Across all lines of the entries, tally those with the word "heading" in them. The reply is the tally, by itself.
= = =
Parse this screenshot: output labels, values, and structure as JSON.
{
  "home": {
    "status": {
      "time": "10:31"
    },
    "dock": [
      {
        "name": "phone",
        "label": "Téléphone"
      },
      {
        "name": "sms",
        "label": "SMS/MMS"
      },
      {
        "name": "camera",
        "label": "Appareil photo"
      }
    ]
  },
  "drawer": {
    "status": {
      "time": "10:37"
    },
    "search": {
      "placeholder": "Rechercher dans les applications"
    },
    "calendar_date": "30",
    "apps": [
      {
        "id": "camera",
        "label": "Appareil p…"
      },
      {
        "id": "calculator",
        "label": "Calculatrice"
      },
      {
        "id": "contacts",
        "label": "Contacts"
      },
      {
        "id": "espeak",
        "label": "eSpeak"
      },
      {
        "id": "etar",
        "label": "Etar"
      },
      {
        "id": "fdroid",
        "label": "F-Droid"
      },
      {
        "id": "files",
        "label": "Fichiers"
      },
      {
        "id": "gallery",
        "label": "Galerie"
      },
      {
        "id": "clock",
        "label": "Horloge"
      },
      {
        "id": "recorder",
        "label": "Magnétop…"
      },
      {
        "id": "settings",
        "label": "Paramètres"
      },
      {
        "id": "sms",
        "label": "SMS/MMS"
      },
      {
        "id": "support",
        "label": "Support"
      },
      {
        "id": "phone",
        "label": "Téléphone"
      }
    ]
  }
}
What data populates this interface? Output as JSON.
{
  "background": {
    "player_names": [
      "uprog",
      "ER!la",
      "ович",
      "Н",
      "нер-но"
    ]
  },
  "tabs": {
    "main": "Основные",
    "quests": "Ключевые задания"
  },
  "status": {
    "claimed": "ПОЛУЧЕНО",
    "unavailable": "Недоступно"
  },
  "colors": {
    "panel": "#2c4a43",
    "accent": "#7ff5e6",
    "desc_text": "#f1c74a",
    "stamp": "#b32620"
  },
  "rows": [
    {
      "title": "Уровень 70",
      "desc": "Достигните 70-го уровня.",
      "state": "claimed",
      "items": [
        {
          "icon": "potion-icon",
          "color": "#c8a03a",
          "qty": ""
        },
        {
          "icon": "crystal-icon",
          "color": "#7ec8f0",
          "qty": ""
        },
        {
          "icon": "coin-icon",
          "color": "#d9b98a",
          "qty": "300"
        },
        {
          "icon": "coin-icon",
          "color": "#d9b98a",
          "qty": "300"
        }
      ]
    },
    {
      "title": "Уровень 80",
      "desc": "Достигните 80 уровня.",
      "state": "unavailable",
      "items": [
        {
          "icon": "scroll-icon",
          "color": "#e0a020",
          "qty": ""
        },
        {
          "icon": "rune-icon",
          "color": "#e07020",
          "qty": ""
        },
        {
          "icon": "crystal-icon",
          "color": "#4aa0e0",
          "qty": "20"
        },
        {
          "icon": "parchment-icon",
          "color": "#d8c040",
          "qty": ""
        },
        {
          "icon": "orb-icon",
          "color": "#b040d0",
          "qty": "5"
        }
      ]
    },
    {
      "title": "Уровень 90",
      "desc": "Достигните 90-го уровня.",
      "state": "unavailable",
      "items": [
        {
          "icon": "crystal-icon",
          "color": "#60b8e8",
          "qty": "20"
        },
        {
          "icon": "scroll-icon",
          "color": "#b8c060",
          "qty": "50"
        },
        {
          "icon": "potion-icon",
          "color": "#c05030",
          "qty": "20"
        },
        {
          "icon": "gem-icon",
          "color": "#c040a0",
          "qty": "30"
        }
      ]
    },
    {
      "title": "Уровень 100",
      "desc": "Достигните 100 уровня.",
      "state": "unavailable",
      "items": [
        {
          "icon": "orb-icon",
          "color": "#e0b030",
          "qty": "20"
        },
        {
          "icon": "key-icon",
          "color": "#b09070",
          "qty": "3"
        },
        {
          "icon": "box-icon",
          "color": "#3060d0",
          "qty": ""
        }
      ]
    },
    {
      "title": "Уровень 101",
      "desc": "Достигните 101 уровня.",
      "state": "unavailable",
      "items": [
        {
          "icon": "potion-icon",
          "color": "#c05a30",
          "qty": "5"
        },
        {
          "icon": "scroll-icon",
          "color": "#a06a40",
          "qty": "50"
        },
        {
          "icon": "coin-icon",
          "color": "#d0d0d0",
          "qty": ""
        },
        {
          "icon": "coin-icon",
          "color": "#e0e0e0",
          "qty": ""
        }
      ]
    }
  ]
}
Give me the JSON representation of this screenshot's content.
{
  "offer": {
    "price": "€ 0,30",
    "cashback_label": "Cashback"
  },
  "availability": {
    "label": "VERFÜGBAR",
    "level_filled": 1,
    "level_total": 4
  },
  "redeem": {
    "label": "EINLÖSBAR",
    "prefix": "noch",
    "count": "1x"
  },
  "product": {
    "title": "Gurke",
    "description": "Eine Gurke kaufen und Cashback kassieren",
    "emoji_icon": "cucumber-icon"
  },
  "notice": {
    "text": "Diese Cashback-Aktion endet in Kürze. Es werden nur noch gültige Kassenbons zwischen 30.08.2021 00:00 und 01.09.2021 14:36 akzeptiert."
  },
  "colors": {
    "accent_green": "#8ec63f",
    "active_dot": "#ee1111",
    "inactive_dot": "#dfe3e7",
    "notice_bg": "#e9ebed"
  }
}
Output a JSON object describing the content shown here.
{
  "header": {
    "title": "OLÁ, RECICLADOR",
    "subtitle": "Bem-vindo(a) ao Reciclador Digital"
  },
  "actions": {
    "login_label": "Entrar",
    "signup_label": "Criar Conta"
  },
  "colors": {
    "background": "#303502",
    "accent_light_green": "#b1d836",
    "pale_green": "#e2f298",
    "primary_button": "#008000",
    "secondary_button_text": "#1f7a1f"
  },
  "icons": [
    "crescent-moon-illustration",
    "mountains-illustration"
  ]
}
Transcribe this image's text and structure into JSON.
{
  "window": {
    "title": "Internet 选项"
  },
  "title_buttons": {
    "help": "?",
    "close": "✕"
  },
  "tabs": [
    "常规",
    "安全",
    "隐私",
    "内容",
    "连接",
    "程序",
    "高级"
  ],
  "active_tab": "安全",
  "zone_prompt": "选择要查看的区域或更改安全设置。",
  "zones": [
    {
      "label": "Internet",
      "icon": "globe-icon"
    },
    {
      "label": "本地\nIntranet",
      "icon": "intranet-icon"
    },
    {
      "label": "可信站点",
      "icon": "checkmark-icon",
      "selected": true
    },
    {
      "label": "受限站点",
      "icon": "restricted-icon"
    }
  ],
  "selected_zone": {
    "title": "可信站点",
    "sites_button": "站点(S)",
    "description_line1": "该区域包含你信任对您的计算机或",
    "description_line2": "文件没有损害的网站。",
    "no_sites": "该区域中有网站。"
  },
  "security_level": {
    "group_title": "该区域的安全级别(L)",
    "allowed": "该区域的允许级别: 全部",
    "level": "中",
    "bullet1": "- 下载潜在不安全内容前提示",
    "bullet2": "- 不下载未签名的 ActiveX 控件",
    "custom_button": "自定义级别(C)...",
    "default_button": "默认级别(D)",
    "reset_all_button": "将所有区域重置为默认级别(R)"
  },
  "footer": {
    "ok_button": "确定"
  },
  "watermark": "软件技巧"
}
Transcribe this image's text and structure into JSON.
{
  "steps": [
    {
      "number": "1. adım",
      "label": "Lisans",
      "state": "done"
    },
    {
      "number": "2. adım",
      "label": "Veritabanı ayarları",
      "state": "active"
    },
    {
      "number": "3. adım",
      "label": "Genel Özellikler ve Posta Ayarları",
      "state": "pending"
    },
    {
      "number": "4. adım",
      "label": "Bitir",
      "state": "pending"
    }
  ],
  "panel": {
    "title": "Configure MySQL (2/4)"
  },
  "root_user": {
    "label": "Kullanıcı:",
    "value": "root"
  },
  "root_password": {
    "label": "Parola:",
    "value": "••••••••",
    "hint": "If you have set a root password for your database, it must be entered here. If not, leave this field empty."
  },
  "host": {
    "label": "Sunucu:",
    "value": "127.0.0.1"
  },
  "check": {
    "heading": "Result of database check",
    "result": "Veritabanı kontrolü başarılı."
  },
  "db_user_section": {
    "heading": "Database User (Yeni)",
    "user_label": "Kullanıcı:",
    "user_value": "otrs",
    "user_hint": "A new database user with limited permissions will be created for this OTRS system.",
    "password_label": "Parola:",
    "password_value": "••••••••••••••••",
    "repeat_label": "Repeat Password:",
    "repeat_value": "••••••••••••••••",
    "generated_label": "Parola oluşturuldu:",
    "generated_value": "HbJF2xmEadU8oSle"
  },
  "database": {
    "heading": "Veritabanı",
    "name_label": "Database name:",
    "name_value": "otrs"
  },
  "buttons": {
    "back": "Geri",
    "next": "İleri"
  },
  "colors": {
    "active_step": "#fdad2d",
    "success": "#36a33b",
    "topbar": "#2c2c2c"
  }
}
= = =
Answer below:
3